_EXERCISE INPUTS:_
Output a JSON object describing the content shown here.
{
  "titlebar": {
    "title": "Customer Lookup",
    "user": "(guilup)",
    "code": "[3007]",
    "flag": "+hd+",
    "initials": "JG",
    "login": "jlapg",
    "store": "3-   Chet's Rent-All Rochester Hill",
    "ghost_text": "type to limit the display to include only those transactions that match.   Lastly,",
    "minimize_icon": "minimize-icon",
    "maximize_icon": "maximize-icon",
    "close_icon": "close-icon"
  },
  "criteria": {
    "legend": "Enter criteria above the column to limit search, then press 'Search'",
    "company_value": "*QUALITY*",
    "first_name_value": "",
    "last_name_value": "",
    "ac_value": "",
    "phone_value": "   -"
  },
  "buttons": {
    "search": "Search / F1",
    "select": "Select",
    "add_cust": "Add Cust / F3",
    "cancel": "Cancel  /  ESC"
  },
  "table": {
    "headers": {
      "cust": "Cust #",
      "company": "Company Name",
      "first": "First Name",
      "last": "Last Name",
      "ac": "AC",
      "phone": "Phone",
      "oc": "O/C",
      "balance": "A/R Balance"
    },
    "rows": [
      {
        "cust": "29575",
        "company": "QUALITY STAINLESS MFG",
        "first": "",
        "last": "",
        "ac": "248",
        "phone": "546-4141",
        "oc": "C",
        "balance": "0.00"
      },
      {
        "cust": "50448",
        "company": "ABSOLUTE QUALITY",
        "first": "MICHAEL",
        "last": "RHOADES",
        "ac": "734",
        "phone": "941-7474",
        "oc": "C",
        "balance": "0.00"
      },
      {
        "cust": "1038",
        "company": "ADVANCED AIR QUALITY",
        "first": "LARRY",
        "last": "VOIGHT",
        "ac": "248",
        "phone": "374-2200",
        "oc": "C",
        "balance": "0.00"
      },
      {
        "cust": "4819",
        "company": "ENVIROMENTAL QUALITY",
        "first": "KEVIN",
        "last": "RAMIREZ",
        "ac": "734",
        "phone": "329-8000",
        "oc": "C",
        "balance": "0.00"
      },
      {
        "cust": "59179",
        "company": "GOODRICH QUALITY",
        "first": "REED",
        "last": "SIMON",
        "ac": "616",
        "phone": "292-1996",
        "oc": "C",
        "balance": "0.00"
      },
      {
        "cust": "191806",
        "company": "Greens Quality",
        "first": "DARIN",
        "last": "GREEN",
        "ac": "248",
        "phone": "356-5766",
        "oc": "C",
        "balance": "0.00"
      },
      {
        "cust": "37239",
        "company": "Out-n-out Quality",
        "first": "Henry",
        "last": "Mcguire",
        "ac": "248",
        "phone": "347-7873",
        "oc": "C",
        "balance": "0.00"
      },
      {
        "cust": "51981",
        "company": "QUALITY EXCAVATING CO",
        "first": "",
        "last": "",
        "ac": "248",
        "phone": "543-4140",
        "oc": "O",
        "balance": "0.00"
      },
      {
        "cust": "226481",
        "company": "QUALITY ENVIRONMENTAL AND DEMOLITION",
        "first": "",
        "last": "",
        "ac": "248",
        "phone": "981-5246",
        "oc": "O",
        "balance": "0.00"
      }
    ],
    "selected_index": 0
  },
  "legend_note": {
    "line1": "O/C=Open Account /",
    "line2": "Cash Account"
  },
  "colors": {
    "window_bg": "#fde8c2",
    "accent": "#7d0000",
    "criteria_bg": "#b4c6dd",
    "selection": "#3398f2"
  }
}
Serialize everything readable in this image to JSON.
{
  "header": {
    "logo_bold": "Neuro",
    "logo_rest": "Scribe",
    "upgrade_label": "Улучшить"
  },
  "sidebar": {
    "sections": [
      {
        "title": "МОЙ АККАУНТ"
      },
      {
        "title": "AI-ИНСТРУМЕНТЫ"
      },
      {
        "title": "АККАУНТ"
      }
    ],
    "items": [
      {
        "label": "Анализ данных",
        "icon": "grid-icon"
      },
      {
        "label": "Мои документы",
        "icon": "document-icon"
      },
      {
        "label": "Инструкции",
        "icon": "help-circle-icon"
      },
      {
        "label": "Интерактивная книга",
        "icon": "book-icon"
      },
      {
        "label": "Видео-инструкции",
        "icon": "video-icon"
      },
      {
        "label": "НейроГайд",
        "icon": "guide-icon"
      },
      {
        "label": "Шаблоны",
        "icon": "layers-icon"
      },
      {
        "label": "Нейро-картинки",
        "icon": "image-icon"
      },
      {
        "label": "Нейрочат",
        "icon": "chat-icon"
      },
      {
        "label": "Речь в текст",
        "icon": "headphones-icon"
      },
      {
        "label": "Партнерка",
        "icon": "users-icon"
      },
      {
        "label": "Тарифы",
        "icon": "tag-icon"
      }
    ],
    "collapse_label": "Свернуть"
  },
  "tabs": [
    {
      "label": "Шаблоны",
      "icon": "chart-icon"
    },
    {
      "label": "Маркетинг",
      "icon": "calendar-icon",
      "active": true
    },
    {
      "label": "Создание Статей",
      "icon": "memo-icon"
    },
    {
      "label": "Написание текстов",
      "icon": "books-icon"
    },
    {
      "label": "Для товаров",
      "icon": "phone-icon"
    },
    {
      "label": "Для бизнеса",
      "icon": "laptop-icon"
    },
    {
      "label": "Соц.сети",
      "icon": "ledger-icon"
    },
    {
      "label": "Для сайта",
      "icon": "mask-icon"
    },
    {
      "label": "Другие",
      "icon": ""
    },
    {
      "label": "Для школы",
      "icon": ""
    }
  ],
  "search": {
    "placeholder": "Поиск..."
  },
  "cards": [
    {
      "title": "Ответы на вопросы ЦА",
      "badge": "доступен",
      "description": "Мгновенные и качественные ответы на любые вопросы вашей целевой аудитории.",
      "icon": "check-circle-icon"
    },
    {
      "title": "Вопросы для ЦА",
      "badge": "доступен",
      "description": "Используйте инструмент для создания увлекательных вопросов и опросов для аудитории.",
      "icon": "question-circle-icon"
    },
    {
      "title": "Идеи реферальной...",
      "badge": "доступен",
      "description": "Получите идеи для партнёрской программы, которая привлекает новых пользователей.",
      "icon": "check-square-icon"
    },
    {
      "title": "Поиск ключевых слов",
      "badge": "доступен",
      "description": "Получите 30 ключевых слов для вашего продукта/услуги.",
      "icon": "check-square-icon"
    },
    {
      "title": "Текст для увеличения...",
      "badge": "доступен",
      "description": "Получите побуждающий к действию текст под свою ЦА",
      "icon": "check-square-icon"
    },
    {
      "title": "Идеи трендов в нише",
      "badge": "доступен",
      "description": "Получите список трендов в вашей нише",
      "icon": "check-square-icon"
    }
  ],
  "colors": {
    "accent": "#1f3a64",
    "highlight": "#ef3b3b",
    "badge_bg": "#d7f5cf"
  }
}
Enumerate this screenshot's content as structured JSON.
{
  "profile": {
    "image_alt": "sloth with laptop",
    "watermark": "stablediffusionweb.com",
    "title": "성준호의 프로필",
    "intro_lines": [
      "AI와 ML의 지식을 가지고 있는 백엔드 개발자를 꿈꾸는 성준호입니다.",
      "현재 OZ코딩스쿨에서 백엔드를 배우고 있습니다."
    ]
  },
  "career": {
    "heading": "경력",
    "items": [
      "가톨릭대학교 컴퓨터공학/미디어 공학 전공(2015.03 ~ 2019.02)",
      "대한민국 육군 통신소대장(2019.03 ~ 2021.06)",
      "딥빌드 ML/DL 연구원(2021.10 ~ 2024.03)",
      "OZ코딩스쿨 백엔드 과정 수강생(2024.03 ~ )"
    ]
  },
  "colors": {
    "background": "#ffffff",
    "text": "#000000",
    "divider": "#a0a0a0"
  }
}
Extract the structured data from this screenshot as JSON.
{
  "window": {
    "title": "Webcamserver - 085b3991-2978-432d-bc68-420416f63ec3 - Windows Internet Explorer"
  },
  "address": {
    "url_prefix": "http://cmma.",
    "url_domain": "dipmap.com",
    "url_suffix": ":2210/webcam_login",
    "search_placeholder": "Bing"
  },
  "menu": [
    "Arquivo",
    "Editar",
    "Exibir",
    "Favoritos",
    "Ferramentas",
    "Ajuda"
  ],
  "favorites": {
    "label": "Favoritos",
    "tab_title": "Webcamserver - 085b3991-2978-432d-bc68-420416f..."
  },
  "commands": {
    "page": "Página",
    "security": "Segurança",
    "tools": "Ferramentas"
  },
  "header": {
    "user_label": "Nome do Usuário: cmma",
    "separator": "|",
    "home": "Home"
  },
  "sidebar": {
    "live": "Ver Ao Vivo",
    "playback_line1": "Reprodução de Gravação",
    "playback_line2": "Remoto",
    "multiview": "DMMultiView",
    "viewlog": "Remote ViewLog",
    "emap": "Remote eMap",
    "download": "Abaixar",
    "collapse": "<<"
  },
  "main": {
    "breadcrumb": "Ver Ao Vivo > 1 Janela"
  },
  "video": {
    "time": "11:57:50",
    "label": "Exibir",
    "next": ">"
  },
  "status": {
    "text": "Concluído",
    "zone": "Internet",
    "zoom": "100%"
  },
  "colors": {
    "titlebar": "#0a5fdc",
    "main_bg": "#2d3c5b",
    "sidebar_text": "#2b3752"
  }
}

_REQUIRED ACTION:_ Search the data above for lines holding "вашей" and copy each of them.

_TASK RESPONSE:_
      "description": "Мгновенные и качественные ответы на любые вопросы вашей целевой аудитории.",
      "description": "Получите список трендов в вашей нише",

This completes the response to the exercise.